“Winds gusted to over 80 mph and the storm surge topped 8 feet, marking the strongest storm to impact the region in decades,” NOAA said. Other startling U.S. weather developments that month included a tornado that struck Oklahoma, record warmth in some New England states and the third most active hurricane season on record. Alaska's storm began as an intense low pressure system that formed southeast of Japan on Nov. 7 and grew stronger and more intense as it rolled across the North Pacific toward Alaska’s Aleutian frontier. As this cyclone whirled into position, the storm’s interior pressure dropped 50 millibars in 24 hours to a minimum of 944 millibars — comparable to a Category 1 hurricane.

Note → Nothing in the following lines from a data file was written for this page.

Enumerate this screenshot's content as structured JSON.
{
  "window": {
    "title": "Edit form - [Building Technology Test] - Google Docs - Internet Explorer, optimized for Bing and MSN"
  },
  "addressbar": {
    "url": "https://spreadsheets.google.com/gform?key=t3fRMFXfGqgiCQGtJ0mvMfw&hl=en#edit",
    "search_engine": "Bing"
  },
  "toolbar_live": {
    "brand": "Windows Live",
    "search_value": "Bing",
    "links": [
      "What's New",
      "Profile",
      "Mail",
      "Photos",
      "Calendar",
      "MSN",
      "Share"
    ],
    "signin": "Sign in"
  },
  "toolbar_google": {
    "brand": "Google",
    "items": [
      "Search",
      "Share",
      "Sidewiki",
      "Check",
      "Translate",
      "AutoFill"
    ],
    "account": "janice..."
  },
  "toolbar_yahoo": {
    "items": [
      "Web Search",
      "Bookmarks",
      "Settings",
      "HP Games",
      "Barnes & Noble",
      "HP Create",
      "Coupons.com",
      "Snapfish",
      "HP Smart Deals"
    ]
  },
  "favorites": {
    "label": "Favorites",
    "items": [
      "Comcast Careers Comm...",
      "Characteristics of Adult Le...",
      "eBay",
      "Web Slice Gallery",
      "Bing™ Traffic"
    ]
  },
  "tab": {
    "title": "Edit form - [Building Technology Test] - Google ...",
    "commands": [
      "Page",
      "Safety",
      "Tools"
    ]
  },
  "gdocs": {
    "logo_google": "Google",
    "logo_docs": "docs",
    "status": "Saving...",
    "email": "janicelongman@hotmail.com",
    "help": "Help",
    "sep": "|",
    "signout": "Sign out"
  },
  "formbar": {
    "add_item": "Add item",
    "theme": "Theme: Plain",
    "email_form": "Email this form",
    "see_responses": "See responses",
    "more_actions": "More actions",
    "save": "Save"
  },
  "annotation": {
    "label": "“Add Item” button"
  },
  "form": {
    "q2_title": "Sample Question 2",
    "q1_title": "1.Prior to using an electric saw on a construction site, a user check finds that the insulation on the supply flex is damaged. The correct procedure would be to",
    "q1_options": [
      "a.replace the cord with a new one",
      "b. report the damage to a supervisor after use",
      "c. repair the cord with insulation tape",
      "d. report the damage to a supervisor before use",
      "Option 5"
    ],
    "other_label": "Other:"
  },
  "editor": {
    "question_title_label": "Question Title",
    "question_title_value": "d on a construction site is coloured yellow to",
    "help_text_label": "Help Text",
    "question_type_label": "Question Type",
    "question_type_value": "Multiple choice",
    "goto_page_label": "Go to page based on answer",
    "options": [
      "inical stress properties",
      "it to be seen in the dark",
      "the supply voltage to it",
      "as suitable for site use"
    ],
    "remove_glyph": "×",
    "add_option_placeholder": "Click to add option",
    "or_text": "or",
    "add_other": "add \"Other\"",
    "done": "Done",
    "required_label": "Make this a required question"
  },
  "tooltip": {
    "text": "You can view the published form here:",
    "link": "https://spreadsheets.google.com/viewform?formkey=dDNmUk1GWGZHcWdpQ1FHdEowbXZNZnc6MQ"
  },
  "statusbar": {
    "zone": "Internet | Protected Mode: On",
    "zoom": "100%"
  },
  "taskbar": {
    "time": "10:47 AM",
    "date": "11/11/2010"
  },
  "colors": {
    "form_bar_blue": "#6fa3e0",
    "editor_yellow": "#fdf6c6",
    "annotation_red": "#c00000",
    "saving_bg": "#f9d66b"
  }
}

“Waves to 35 feet and 100 mph winds were recorded offshore as the storm approached,” NOAA reported. “Hurricane force winds and blizzard conditions affected coastal Alaska. Storm surges of up to 10 feet affected communities along Alaska’s west coast -- causing flooding, some structural damage and property loss. … An ice zone connected to land had not yet developed to lessen the impact of large waves striking the coast.” In other ways, November didn’t go down as particularly remarkable for Alaska — a somewhat cool month in a thoroughly average year. NOAA reported the state saw the sixth coolest temperatures since 1918. Overall, 2011 has delivered almost exactly average temperatures to the Far North state — the 43rd coldest of the past 94 years. Despite lots of snow in southern Alaska, November was the 41st driest in the record, with 2011 giving the state the 41st driest January-November since 1918. - Alaska Dispatch.
WATCH: Record-breaking Alaska storm.

EXTREME WEATHER: La Nina Weather Phenomenon and the Early 2012 Forecast: The Year is Expected to Start Warmer Than Normal in the East, and Unusually Cold in the West!

This past week, U.S. federal weather forecasters announced their predictions for the beginning of 2012. They say the first three months of 2012 will see warmer than normal temperatures in the eastern U.S. and the opposite out west. The weather predictions are based on the continued effects of the La Nina weather phenomenon.

Federal weather forecasters are predicting that the first three months of the new year will start off warmer than normal in the East, but cooler than usual out West. The National Oceanic and Atmospheric Administration predicts that January will be toastier than normal, with most states east of the Rockies getting warmer weather, except for New England.

Forecasters say the southernmost parts of the nation should be drier than normal, including drought-struck Texas. But the Northwest and Great Lakes states are likely to be wetter than normal. Meteorologists are basing much of their forecast on a continuing moderate La Nina weather oscillation. The flip side of the El Nino, La Nina is a cooling of the equatorial Pacific Ocean that influences weather worldwide. - Huffington Post.
The effects of Texas' prolonged drought on the state's cattle industry were apparent this week. The state's cattle population has dropped by 12 percent since the beginning of 2011, totaling a loss of 600,000 cows. Heavy winds continued in the United Kingdom this week, with gusts of up to 70 miles per hour hitting some coastal areas of Southern England.

WATCH: Weather forecast for early 2012.